The aerial photographs below depict a block of land just Southeast of a highway interchange that forms the intersection of interstates 85 and 20. The image on the top was taken in 1949, two years after the interchange was planned for construction, and the image on the bottom depicts the landscape that remains following decades of expressway construction and redevelopment of surrounding land. While this area once belonged to a compact residential community with a thriving economy, significant changes in land use have reduced the area to being nearly undeveloped. Despite the area’s current state, the residential neighborhood that once existed in this block had undergone over half a century of rich and complex history, with both notable changes and consistencies throughout its lifetime.

Northwest Block, 1949
Northwest Block, 2024

From roughly 1899 to 1913, this block of land was almost entirely composed of small residential units, consisting of either one or two story homes, each housing only one person. Additionally, all residents living within the confines of the block are white, which remains consistent for the duration of the neighborhood’s existence in the following decades. While a few new housing developments arose at around 1913, the block would remain mostly the same at this point until the early 1930s, in which many of the single residences have been transformed into either apartment buildings or duplexes. As a result of these changes in the area’s overall housing density, the neighborhood as a whole could support a significantly higher population. As the residential population continued to grow throughout the 30s and 40s, the community’s economy would thrive, with various new businesses that would surround the block. However, the block itself would remain entirely residential. In this period, additional changes include the replacement of horse stables with private garages for cars as the neighborhood transitioned to a time in which cars have become increasingly popularized among normal residents.

Sanborn, 1899

Other than changes in housing types and transportation methods, this area still remained fairly consistent in terms of its land use and overall character until around 1950, immediately following the proposal for an expressway to run directly west of the block. Demolition would immediately begin after construction began nearby, and the displacement of residents would soon follow. Once the entire interchange was finally constructed, and after decades of variations in land use in this general area, all buildings ended up being demolished, and for years the land was completely vacant. Recently, however, the area became a construction site, and a new parking deck on Fulton Street is expected to be completed by May 2024. The parking deck is planned to have six stories, accommodating nearly 900 new parking spaces. This new building will be located directly west of the GSU Convocation Center, which is the building that the parking is intended to serve.


Lynch, M, Atlanta City Directory, (Atlanta, GA: V.V. Bullock and Mrs. F.A. Sanders), p. 236, Internet Archive, ( /2up: accessed March 7, 2024). 
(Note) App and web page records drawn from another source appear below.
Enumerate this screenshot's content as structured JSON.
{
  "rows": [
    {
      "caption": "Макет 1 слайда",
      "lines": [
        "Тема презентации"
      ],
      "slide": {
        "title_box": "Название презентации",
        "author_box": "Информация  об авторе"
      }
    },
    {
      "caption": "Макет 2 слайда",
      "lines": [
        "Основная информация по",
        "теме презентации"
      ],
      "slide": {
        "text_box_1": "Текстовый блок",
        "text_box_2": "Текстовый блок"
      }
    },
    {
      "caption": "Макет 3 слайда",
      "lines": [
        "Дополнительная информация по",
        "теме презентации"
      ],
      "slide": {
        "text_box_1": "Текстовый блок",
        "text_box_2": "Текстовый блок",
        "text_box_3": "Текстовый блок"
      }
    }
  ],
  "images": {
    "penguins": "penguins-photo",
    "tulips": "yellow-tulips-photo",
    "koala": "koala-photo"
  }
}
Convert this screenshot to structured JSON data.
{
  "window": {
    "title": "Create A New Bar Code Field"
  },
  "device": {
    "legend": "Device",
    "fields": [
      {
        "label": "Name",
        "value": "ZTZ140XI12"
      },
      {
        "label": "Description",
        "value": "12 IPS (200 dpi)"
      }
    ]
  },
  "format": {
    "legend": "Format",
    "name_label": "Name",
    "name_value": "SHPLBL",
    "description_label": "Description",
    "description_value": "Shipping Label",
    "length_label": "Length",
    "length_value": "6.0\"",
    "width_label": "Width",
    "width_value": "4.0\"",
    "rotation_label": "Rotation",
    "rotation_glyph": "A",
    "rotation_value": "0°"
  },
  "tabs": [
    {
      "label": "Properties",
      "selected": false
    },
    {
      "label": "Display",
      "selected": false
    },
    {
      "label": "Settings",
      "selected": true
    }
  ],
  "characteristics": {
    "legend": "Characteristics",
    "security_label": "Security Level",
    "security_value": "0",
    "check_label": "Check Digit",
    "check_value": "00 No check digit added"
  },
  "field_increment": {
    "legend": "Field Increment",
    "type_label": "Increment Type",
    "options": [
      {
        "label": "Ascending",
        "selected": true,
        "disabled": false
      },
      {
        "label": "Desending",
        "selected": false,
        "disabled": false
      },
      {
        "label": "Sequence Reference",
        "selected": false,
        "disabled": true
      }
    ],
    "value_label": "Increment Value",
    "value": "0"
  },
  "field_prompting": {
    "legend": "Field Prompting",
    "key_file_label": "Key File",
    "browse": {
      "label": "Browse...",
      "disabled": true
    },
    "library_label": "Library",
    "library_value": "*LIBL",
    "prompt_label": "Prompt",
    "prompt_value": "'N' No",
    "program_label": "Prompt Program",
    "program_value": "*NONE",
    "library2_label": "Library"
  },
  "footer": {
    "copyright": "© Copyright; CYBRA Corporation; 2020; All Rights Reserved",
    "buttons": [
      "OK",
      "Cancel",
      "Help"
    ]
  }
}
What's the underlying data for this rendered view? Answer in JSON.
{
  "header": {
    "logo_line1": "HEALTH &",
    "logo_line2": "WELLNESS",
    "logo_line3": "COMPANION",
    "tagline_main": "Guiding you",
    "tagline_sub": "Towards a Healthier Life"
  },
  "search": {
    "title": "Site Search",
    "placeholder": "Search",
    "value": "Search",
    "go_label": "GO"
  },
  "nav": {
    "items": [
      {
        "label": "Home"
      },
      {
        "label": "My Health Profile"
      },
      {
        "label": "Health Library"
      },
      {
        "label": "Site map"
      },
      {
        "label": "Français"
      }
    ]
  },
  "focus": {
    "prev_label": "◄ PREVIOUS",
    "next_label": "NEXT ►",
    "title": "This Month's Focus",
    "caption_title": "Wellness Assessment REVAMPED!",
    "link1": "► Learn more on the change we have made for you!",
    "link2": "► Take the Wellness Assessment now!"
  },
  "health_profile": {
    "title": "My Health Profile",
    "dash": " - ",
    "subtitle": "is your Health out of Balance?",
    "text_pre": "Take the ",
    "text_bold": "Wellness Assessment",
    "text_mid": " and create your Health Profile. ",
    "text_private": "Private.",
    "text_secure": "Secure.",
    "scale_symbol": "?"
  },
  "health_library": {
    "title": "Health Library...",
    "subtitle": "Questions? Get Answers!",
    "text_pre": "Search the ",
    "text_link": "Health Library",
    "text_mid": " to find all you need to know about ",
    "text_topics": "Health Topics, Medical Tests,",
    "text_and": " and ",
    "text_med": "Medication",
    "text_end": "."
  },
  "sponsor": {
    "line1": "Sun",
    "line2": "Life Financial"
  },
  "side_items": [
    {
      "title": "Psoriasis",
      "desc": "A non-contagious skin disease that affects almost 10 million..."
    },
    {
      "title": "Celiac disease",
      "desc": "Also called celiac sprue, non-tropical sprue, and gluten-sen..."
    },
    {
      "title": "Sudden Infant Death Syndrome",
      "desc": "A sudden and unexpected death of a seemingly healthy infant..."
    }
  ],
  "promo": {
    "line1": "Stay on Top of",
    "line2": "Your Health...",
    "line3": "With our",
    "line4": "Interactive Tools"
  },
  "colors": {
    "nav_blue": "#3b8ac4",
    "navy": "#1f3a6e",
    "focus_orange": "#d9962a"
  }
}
Sanborn, D.A., “Atlanta 1899,” ProQuest, (https://digitalsanbornmaps-proquest-com.eu1.proxy. se_maps/11/1377/6152/6515/97070?accountid=11226: accessed March 7, 2024). 

Abrams Aerial Survey Corporation, “Aerial Survey, Atlanta, Georgia, 1949 (Mosaic),” ( /collection/PlanATL/id/10766/rec/1 accessed April 6, 2024).